What this task involves: Please write out the listing exactly, leaving each picture out.

-*-

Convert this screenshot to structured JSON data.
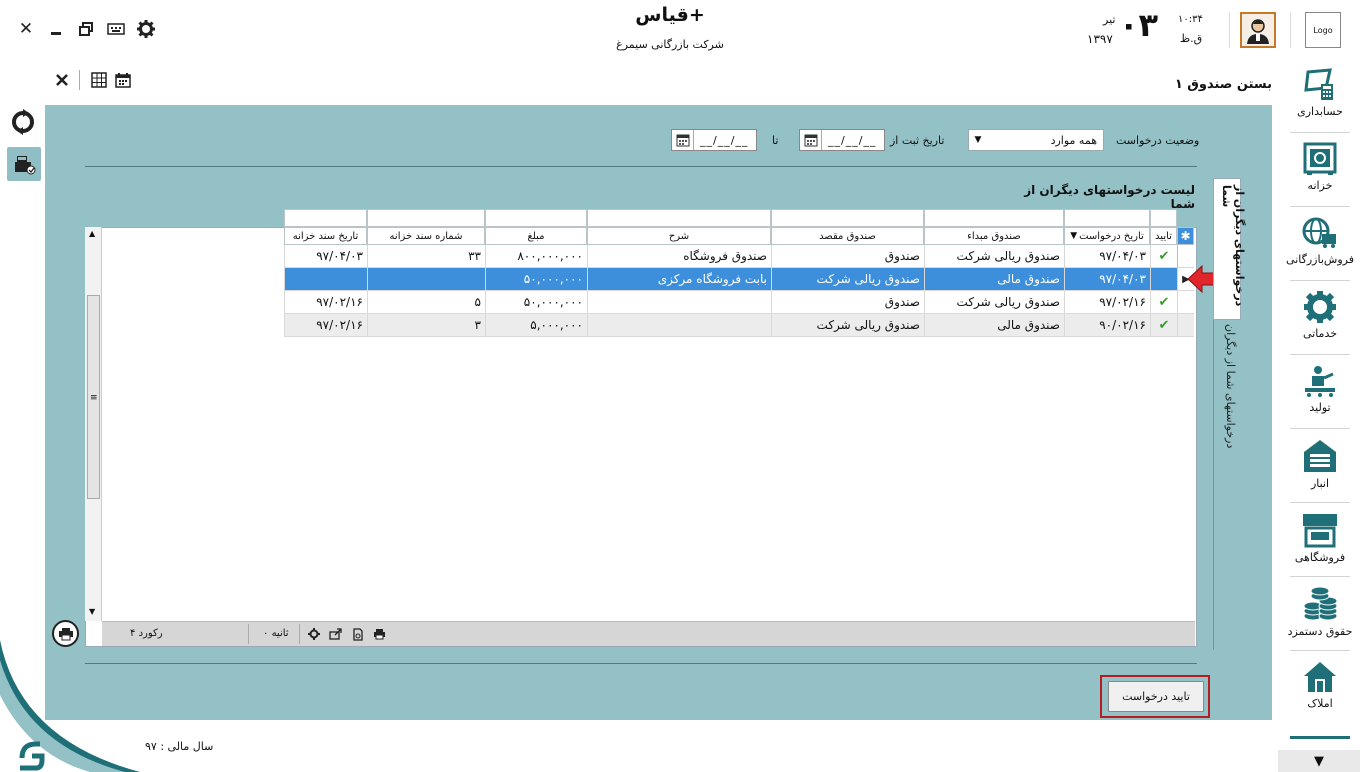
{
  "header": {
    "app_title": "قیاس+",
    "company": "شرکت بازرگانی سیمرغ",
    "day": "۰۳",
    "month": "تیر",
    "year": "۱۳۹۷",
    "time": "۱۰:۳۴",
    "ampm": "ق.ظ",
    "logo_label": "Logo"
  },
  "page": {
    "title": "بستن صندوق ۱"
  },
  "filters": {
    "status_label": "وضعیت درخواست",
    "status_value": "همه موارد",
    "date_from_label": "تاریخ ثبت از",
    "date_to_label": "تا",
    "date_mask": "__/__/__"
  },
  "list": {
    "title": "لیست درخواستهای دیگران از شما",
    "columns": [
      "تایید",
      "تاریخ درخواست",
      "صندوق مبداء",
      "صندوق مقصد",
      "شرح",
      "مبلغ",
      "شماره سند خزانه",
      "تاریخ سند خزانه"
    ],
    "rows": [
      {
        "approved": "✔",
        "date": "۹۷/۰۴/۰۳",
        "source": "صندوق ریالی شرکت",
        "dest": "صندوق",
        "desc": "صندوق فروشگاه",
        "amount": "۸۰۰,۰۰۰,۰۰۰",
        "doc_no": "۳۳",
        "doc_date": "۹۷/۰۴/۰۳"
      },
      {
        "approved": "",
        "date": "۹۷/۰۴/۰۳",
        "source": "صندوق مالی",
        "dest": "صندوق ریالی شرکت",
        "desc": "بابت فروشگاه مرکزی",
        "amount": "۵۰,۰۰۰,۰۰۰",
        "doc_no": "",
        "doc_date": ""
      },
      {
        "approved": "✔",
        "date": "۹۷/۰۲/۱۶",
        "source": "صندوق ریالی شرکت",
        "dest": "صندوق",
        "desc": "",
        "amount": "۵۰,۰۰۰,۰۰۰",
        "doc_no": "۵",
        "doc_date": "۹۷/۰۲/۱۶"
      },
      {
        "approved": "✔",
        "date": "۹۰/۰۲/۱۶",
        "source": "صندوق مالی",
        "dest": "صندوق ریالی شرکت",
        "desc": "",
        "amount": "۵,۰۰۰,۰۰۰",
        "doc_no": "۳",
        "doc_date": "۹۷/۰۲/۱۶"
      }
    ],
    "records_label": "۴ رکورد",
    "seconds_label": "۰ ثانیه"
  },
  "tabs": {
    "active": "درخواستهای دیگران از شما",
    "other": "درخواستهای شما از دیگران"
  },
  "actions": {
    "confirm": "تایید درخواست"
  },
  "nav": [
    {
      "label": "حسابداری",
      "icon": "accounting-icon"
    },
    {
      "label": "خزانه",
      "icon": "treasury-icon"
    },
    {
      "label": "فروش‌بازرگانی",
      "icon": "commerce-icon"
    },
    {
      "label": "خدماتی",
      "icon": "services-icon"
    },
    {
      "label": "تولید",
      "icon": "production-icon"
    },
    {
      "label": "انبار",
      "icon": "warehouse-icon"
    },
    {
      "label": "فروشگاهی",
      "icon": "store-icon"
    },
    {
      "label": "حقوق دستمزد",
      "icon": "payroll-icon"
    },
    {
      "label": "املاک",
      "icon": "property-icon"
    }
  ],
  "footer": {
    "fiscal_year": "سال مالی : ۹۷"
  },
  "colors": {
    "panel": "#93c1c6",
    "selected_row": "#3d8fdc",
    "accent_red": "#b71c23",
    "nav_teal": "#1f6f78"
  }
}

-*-

Response to the task:
Convert this screenshot to structured JSON data.
{
  "header": {
    "app_title": "قیاس+",
    "company": "شرکت بازرگانی سیمرغ",
    "day": "۰۳",
    "month": "تیر",
    "year": "۱۳۹۷",
    "time": "۱۰:۳۴",
    "ampm": "ق.ظ",
    "logo_label": "Logo"
  },
  "page": {
    "title": "بستن صندوق ۱"
  },
  "filters": {
    "status_label": "وضعیت درخواست",
    "status_value": "همه موارد",
    "date_from_label": "تاریخ ثبت از",
    "date_to_label": "تا",
    "date_mask": "__/__/__"
  },
  "list": {
    "title": "لیست درخواستهای دیگران از شما",
    "columns": [
      "تایید",
      "تاریخ درخواست",
      "صندوق مبداء",
      "صندوق مقصد",
      "شرح",
      "مبلغ",
      "شماره سند خزانه",
      "تاریخ سند خزانه"
    ],
    "rows": [
      {
        "approved": "✔",
        "date": "۹۷/۰۴/۰۳",
        "source": "صندوق ریالی شرکت",
        "dest": "صندوق",
        "desc": "صندوق فروشگاه",
        "amount": "۸۰۰,۰۰۰,۰۰۰",
        "doc_no": "۳۳",
        "doc_date": "۹۷/۰۴/۰۳"
      },
      {
        "approved": "",
        "date": "۹۷/۰۴/۰۳",
        "source": "صندوق مالی",
        "dest": "صندوق ریالی شرکت",
        "desc": "بابت فروشگاه مرکزی",
        "amount": "۵۰,۰۰۰,۰۰۰",
        "doc_no": "",
        "doc_date": ""
      },
      {
        "approved": "✔",
        "date": "۹۷/۰۲/۱۶",
        "source": "صندوق ریالی شرکت",
        "dest": "صندوق",
        "desc": "",
        "amount": "۵۰,۰۰۰,۰۰۰",
        "doc_no": "۵",
        "doc_date": "۹۷/۰۲/۱۶"
      },
      {
        "approved": "✔",
        "date": "۹۰/۰۲/۱۶",
        "source": "صندوق مالی",
        "dest": "صندوق ریالی شرکت",
        "desc": "",
        "amount": "۵,۰۰۰,۰۰۰",
        "doc_no": "۳",
        "doc_date": "۹۷/۰۲/۱۶"
      }
    ],
    "records_label": "۴ رکورد",
    "seconds_label": "۰ ثانیه"
  },
  "tabs": {
    "active": "درخواستهای دیگران از شما",
    "other": "درخواستهای شما از دیگران"
  },
  "actions": {
    "confirm": "تایید درخواست"
  },
  "nav": [
    {
      "label": "حسابداری",
      "icon": "accounting-icon"
    },
    {
      "label": "خزانه",
      "icon": "treasury-icon"
    },
    {
      "label": "فروش‌بازرگانی",
      "icon": "commerce-icon"
    },
    {
      "label": "خدماتی",
      "icon": "services-icon"
    },
    {
      "label": "تولید",
      "icon": "production-icon"
    },
    {
      "label": "انبار",
      "icon": "warehouse-icon"
    },
    {
      "label": "فروشگاهی",
      "icon": "store-icon"
    },
    {
      "label": "حقوق دستمزد",
      "icon": "payroll-icon"
    },
    {
      "label": "املاک",
      "icon": "property-icon"
    }
  ],
  "footer": {
    "fiscal_year": "سال مالی : ۹۷"
  },
  "colors": {
    "panel": "#93c1c6",
    "selected_row": "#3d8fdc",
    "accent_red": "#b71c23",
    "nav_teal": "#1f6f78"
  }
}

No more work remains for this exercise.